• [WHAT TO PRODUCE] Omit the images. Restate all of the records word for word.

• [EXTRACTED RECORDS]
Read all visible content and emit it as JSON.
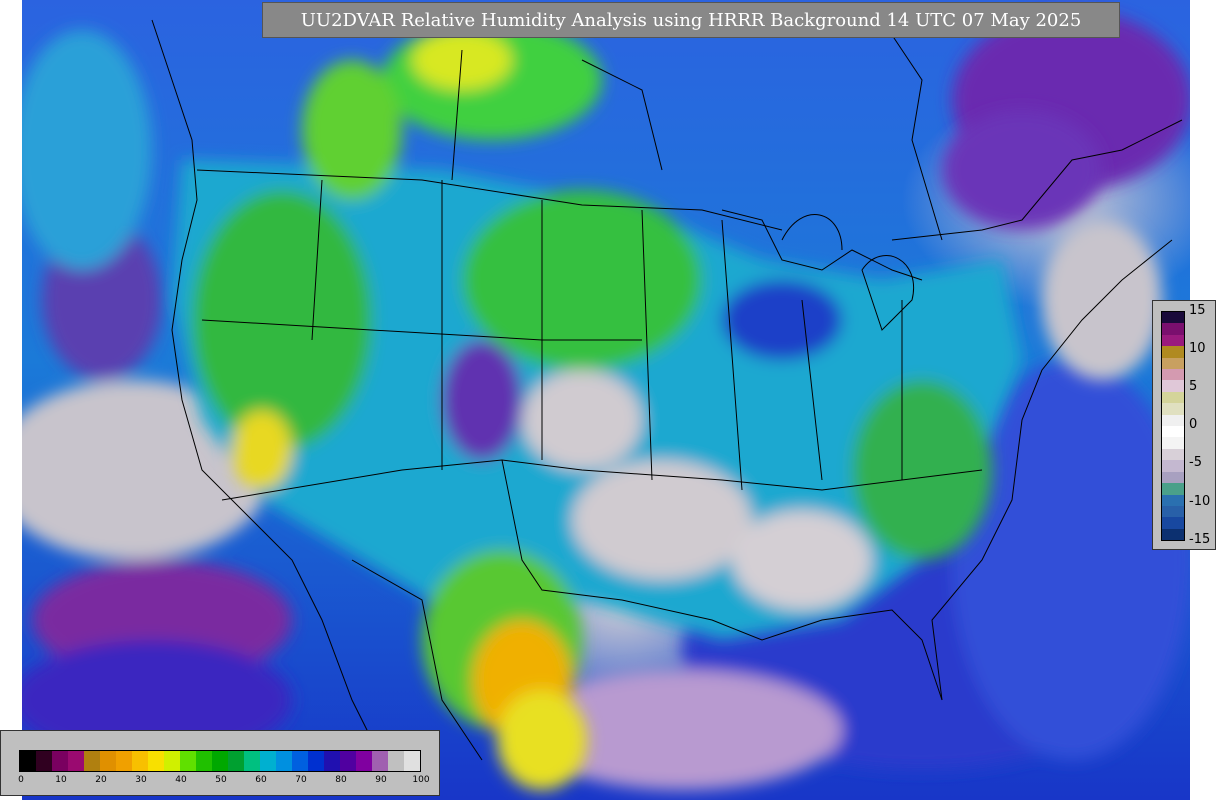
{
  "title": "UU2DVAR Relative Humidity Analysis using HRRR Background 14 UTC 07 May 2025",
  "right_colorbar": {
    "ticks": [
      "15",
      "10",
      "5",
      "0",
      "-5",
      "-10",
      "-15"
    ],
    "colors": [
      "#1a0a3a",
      "#7a0f6e",
      "#9a1a7e",
      "#b08a20",
      "#c8a060",
      "#d49ab0",
      "#e0c8d8",
      "#d4d49a",
      "#e0e0c0",
      "#f0f0f0",
      "#ffffff",
      "#f4f4f4",
      "#d8d0d8",
      "#c4b8d0",
      "#a8a0c0",
      "#4aa08a",
      "#2a70b0",
      "#2860a8",
      "#1848a0",
      "#0c3070"
    ]
  },
  "bottom_colorbar": {
    "ticks": [
      "0",
      "10",
      "20",
      "30",
      "40",
      "50",
      "60",
      "70",
      "80",
      "90",
      "100"
    ],
    "colors": [
      "#000000",
      "#300020",
      "#7a0060",
      "#9a0a70",
      "#b08010",
      "#e09000",
      "#f0a000",
      "#f8c000",
      "#f8e000",
      "#d0f000",
      "#60e000",
      "#20c000",
      "#00a800",
      "#00a030",
      "#00c080",
      "#00b0d0",
      "#0090e0",
      "#0060e0",
      "#0030d0",
      "#2010b0",
      "#5000a0",
      "#8000a0",
      "#a060b0",
      "#c0c0c0",
      "#e0e0e0"
    ]
  },
  "map_colors": {
    "land_green": "#2ab840",
    "land_yellow": "#e8e020",
    "ocean_blue": "#1f6fd8",
    "dry_gray": "#d0cbd0",
    "humid_purple": "#8030b0"
  }
}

• [EXERCISE RESPONSE]
Read all visible content and emit it as JSON.
{
  "title": "UU2DVAR Relative Humidity Analysis using HRRR Background 14 UTC 07 May 2025",
  "right_colorbar": {
    "ticks": [
      "15",
      "10",
      "5",
      "0",
      "-5",
      "-10",
      "-15"
    ],
    "colors": [
      "#1a0a3a",
      "#7a0f6e",
      "#9a1a7e",
      "#b08a20",
      "#c8a060",
      "#d49ab0",
      "#e0c8d8",
      "#d4d49a",
      "#e0e0c0",
      "#f0f0f0",
      "#ffffff",
      "#f4f4f4",
      "#d8d0d8",
      "#c4b8d0",
      "#a8a0c0",
      "#4aa08a",
      "#2a70b0",
      "#2860a8",
      "#1848a0",
      "#0c3070"
    ]
  },
  "bottom_colorbar": {
    "ticks": [
      "0",
      "10",
      "20",
      "30",
      "40",
      "50",
      "60",
      "70",
      "80",
      "90",
      "100"
    ],
    "colors": [
      "#000000",
      "#300020",
      "#7a0060",
      "#9a0a70",
      "#b08010",
      "#e09000",
      "#f0a000",
      "#f8c000",
      "#f8e000",
      "#d0f000",
      "#60e000",
      "#20c000",
      "#00a800",
      "#00a030",
      "#00c080",
      "#00b0d0",
      "#0090e0",
      "#0060e0",
      "#0030d0",
      "#2010b0",
      "#5000a0",
      "#8000a0",
      "#a060b0",
      "#c0c0c0",
      "#e0e0e0"
    ]
  },
  "map_colors": {
    "land_green": "#2ab840",
    "land_yellow": "#e8e020",
    "ocean_blue": "#1f6fd8",
    "dry_gray": "#d0cbd0",
    "humid_purple": "#8030b0"
  }
}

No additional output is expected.